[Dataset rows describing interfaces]
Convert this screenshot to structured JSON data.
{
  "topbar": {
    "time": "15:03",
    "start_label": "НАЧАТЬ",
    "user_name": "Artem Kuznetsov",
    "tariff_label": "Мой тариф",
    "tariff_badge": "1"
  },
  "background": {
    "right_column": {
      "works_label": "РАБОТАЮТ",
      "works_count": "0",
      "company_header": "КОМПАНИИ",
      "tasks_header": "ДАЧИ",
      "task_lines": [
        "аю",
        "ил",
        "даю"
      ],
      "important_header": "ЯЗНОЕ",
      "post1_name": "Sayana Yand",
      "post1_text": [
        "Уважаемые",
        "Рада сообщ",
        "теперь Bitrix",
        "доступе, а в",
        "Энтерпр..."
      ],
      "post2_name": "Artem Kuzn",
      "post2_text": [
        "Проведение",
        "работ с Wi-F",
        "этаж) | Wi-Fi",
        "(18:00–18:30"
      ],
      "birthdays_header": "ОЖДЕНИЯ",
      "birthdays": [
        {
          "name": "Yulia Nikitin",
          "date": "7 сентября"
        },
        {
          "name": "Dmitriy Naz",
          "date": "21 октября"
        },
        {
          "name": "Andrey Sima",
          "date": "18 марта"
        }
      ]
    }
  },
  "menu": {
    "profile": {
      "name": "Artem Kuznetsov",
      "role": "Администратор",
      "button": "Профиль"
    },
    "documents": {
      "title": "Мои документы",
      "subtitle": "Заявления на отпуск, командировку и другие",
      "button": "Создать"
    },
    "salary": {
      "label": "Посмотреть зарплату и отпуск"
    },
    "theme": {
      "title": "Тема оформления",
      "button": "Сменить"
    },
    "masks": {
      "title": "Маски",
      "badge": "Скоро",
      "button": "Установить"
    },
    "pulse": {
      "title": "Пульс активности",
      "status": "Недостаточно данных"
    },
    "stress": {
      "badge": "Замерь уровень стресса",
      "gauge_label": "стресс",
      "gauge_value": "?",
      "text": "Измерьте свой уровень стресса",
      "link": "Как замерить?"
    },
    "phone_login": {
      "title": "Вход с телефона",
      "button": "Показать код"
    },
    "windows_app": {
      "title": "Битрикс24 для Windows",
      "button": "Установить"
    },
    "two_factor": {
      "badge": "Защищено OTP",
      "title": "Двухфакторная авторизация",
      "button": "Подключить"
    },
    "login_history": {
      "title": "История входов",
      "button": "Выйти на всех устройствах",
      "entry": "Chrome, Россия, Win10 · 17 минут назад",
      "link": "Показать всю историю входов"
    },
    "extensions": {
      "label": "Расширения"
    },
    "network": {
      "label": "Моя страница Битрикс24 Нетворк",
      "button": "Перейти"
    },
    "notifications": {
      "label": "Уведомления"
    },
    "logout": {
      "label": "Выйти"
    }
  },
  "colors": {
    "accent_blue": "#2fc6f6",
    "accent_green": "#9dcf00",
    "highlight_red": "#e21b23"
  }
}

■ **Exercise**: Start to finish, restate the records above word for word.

■ **Solved problem**:
Convert this screenshot to structured JSON data.
{
  "topbar": {
    "time": "15:03",
    "start_label": "НАЧАТЬ",
    "user_name": "Artem Kuznetsov",
    "tariff_label": "Мой тариф",
    "tariff_badge": "1"
  },
  "background": {
    "right_column": {
      "works_label": "РАБОТАЮТ",
      "works_count": "0",
      "company_header": "КОМПАНИИ",
      "tasks_header": "ДАЧИ",
      "task_lines": [
        "аю",
        "ил",
        "даю"
      ],
      "important_header": "ЯЗНОЕ",
      "post1_name": "Sayana Yand",
      "post1_text": [
        "Уважаемые",
        "Рада сообщ",
        "теперь Bitrix",
        "доступе, а в",
        "Энтерпр..."
      ],
      "post2_name": "Artem Kuzn",
      "post2_text": [
        "Проведение",
        "работ с Wi-F",
        "этаж) | Wi-Fi",
        "(18:00–18:30"
      ],
      "birthdays_header": "ОЖДЕНИЯ",
      "birthdays": [
        {
          "name": "Yulia Nikitin",
          "date": "7 сентября"
        },
        {
          "name": "Dmitriy Naz",
          "date": "21 октября"
        },
        {
          "name": "Andrey Sima",
          "date": "18 марта"
        }
      ]
    }
  },
  "menu": {
    "profile": {
      "name": "Artem Kuznetsov",
      "role": "Администратор",
      "button": "Профиль"
    },
    "documents": {
      "title": "Мои документы",
      "subtitle": "Заявления на отпуск, командировку и другие",
      "button": "Создать"
    },
    "salary": {
      "label": "Посмотреть зарплату и отпуск"
    },
    "theme": {
      "title": "Тема оформления",
      "button": "Сменить"
    },
    "masks": {
      "title": "Маски",
      "badge": "Скоро",
      "button": "Установить"
    },
    "pulse": {
      "title": "Пульс активности",
      "status": "Недостаточно данных"
    },
    "stress": {
      "badge": "Замерь уровень стресса",
      "gauge_label": "стресс",
      "gauge_value": "?",
      "text": "Измерьте свой уровень стресса",
      "link": "Как замерить?"
    },
    "phone_login": {
      "title": "Вход с телефона",
      "button": "Показать код"
    },
    "windows_app": {
      "title": "Битрикс24 для Windows",
      "button": "Установить"
    },
    "two_factor": {
      "badge": "Защищено OTP",
      "title": "Двухфакторная авторизация",
      "button": "Подключить"
    },
    "login_history": {
      "title": "История входов",
      "button": "Выйти на всех устройствах",
      "entry": "Chrome, Россия, Win10 · 17 минут назад",
      "link": "Показать всю историю входов"
    },
    "extensions": {
      "label": "Расширения"
    },
    "network": {
      "label": "Моя страница Битрикс24 Нетворк",
      "button": "Перейти"
    },
    "notifications": {
      "label": "Уведомления"
    },
    "logout": {
      "label": "Выйти"
    }
  },
  "colors": {
    "accent_blue": "#2fc6f6",
    "accent_green": "#9dcf00",
    "highlight_red": "#e21b23"
  }
}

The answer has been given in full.